Group Exhibition

Our family history goes beyond the names and dates we find in our family tree. It’s about what makes us who we are, and the people with whom we can form deep connections. Our history gives us a sense of identity, enables cultural connections, and promotes tradition. It’s about the resilience of people who have lived and breathed and suffered and triumphed before us. Our family history informs our medical and mental health. It inspires compassion, greater understanding, and empathy for others. Family History asks us to question our position within society. It affects our progress and growth, and explores how we alter our identity to conform and assimilate within cultural constructs. Family History asks us to decide: What is family?
No Synthetic ColorsYikui (Coy) Gu


Yikui (Coy) Gu

The Americans represents an autobiographical exploration of the artist Yikui (Coy) Gu, his wife, and their immigrant Chinese-German marriage. As the central theme throughout the work, Gu injects the viewer directly into their personal narrative, revealing intimate moments and essential truths. The layering of visual information through paint, stock imagery, and everyday objects creates a rich depth of provocative storytelling. Gu’s playful incorporation of popular culture, political reference, and personal experience allows for both immediate relevance and cultural commentary.


Group Exhibition

Unapologetic Conversations of Hair & Nonconformity brings attention to the past discriminatory practices that have threatened to remove people of color from professional opportunities. Systemic prejudices have historically limited access to opportunities due to nonconformity to cultural standards that promote discriminatory practices towards natural and true, authentic selves. Through personal narrative and artistic practice, the ten artists showcased here promote conversations around identity, access, discrimination, and conformity through the celebration of authenticity and pride in one’s natural being.

Shakira Hunt
“Don’t wait until I am dead to give me my flowers.”
Through a series of images, artist Shakira Hunt presents “masculinity” through many different lenses. Give Me My Flowers challenges the stereotyped idea of masculinity, how it is perceived as being void of emotional sensitivity and vulnerability, and how it is often displayed through a tough exterior.
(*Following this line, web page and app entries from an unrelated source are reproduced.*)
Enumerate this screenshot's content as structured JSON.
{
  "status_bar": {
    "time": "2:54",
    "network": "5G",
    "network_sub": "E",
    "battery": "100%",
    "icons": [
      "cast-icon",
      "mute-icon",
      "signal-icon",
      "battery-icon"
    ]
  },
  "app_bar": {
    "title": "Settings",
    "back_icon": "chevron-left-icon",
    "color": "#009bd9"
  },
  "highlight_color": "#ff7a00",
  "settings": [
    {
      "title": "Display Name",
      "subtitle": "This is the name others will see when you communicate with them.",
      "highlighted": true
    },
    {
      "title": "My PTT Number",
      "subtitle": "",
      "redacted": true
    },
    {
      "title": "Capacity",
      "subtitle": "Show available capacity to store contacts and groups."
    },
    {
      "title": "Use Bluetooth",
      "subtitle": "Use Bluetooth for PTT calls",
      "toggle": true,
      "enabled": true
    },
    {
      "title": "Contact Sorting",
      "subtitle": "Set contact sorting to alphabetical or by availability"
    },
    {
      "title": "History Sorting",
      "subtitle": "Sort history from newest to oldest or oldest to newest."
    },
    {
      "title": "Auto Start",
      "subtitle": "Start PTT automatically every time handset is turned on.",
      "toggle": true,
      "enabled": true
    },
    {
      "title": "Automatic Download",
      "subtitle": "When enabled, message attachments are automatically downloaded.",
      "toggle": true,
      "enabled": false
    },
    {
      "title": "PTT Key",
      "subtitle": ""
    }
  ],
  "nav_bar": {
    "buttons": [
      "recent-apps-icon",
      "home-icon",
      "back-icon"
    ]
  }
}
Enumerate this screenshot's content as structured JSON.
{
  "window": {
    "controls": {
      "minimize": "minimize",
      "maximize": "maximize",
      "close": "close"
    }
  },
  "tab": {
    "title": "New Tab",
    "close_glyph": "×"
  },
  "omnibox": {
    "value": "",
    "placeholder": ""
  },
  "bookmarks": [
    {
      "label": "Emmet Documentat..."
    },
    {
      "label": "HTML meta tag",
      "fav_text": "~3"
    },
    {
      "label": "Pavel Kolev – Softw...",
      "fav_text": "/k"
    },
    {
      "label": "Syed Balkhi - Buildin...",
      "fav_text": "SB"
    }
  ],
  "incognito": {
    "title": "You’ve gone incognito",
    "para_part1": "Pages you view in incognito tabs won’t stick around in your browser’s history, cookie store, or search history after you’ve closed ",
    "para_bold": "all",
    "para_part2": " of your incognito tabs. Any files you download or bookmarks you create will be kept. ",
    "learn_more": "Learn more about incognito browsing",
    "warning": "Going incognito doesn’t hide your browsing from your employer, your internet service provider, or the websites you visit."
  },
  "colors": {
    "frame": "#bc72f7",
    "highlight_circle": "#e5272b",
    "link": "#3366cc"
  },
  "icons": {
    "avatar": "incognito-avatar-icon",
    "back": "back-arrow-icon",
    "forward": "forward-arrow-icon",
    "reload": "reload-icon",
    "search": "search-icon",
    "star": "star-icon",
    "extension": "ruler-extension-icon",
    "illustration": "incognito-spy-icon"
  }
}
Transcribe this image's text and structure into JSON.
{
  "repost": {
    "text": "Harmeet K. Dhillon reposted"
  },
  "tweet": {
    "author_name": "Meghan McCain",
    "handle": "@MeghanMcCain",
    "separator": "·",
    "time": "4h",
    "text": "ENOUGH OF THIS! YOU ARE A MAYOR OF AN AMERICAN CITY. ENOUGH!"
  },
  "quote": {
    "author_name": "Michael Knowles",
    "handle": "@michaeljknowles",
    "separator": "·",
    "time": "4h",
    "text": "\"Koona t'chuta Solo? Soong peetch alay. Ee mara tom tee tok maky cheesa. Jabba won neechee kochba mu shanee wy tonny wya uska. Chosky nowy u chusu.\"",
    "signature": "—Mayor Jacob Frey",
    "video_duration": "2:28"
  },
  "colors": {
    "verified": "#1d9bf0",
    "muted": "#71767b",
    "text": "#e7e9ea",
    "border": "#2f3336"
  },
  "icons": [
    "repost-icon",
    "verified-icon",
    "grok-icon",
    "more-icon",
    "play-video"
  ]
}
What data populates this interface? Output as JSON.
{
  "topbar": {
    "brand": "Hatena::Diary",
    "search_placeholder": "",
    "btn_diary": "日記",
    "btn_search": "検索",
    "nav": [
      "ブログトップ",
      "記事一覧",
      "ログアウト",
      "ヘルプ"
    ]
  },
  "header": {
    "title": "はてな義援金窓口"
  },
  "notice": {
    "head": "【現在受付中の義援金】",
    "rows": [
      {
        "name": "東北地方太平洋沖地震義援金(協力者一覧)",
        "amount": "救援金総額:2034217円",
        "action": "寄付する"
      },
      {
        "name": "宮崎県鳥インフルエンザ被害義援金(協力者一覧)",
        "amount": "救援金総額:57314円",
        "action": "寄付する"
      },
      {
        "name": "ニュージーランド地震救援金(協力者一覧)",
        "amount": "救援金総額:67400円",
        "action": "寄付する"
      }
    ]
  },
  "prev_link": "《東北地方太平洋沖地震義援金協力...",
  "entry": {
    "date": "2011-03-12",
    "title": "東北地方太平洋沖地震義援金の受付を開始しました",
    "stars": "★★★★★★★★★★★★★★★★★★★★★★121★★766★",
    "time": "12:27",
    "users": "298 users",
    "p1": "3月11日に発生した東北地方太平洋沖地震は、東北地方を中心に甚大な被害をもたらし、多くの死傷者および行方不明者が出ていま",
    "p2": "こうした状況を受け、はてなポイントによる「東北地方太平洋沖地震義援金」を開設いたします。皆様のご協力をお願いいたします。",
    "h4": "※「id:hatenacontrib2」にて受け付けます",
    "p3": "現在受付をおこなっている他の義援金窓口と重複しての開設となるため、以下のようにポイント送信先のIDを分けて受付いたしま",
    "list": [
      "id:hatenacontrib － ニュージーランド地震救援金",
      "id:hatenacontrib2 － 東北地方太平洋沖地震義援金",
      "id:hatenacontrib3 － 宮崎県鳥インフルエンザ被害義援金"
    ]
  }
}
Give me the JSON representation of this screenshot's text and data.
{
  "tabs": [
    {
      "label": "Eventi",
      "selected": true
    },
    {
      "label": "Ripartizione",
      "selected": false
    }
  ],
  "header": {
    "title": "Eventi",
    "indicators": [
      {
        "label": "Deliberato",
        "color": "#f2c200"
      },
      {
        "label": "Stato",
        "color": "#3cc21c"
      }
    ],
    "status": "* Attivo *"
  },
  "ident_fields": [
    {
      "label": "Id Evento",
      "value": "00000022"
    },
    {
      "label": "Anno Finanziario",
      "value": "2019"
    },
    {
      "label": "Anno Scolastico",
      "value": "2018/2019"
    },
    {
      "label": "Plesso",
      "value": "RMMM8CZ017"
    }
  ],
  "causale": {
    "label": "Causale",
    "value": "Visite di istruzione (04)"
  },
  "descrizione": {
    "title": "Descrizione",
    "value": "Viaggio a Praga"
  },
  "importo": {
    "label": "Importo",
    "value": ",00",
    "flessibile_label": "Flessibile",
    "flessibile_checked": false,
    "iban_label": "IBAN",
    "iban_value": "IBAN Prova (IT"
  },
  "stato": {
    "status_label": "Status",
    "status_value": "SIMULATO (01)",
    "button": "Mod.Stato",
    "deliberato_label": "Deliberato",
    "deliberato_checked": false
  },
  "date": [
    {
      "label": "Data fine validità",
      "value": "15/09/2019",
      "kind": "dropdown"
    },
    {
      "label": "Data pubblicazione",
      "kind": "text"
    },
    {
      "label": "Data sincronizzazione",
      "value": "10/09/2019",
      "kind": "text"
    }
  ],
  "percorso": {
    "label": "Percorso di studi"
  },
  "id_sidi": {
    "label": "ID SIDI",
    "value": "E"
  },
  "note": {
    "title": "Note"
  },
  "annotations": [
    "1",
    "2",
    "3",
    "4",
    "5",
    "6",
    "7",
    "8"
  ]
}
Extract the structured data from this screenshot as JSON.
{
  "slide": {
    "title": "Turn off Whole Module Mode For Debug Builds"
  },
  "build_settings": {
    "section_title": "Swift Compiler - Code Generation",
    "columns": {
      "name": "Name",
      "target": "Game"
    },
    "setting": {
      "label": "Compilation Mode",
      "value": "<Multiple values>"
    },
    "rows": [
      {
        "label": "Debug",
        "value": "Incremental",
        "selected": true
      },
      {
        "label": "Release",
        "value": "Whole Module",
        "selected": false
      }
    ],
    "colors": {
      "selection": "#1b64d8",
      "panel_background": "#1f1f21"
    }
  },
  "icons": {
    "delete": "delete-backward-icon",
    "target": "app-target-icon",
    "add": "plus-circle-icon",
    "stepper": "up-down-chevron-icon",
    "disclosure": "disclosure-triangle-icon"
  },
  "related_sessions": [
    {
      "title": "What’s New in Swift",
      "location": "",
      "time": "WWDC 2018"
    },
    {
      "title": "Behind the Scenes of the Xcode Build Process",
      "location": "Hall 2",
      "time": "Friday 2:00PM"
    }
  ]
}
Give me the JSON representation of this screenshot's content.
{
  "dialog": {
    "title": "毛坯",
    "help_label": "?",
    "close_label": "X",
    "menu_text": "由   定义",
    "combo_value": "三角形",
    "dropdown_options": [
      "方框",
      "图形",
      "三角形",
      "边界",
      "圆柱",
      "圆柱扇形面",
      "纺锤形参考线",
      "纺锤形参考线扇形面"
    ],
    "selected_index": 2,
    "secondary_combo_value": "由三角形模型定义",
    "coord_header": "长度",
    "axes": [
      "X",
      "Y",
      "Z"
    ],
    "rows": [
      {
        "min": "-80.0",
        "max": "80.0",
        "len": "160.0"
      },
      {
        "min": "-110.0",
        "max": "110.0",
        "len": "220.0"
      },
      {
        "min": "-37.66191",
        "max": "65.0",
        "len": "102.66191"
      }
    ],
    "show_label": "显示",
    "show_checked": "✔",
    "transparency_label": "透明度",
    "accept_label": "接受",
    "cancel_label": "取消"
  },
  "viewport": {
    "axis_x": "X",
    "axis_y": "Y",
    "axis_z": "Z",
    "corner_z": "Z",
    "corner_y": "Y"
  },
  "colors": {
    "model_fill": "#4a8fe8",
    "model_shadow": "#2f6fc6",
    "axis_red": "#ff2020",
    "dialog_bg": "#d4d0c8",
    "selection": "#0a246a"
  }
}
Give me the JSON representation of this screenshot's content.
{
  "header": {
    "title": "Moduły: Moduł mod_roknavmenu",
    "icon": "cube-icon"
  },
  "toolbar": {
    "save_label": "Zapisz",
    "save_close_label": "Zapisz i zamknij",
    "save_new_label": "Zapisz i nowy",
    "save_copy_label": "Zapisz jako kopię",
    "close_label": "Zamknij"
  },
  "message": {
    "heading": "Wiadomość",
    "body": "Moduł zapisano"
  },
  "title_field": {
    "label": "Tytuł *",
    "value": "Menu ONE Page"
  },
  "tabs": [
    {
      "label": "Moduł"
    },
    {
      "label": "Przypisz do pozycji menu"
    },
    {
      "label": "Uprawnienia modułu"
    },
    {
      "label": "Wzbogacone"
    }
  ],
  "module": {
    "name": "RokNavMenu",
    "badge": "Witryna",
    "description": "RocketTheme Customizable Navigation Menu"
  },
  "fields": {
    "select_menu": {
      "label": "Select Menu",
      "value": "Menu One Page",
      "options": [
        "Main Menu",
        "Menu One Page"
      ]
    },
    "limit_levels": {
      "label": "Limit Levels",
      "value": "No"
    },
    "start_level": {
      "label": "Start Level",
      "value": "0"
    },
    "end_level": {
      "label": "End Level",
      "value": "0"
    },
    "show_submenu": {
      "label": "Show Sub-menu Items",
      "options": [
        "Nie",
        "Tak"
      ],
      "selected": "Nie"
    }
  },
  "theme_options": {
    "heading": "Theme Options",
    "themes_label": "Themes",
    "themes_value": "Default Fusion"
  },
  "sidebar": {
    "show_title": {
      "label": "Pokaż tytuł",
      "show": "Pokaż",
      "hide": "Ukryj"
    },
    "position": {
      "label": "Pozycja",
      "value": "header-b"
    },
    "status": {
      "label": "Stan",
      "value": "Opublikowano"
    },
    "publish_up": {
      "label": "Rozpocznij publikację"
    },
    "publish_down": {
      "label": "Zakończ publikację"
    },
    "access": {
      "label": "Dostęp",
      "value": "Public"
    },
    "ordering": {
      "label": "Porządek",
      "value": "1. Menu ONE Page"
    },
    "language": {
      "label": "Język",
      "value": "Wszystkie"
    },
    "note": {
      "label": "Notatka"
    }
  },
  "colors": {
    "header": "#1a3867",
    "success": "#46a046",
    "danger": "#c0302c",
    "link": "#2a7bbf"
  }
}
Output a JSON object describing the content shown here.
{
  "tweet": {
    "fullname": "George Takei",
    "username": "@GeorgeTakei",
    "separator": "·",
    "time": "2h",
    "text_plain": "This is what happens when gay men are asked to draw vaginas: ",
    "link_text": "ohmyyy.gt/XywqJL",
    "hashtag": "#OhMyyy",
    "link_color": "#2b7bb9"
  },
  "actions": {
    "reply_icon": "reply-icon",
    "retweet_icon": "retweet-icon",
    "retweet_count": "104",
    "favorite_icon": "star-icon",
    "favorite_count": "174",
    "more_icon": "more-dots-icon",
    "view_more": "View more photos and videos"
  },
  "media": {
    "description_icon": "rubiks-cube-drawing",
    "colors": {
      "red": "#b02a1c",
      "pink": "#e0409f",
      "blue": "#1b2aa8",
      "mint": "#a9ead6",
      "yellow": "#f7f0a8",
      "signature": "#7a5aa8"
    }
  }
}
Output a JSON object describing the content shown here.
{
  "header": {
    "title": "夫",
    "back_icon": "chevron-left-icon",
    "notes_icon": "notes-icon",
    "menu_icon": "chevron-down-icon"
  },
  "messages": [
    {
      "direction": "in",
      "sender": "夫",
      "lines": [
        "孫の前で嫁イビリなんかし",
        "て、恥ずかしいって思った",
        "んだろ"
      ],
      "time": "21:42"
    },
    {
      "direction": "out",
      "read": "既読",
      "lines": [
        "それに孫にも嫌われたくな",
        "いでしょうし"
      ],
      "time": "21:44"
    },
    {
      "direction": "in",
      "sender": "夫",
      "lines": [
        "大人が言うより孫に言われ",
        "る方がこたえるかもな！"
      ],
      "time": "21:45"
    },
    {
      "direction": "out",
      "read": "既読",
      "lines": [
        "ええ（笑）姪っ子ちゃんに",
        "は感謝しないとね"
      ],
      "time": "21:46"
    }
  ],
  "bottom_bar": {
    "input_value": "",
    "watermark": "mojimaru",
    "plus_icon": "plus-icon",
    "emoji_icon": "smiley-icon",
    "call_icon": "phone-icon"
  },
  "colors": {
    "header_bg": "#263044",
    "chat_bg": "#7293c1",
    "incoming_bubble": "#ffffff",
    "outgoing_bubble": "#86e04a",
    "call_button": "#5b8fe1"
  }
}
This series embodies creative storytelling, bold and intentional imagery, and subtle connections to create a relatable experience that recognizes and honors black and afro indigenous men, both straight and individuals of the LGBTQ+ community.
LogoThe Delaware Contemporary

More information about the showcases, including specific dates and special programming, can be found at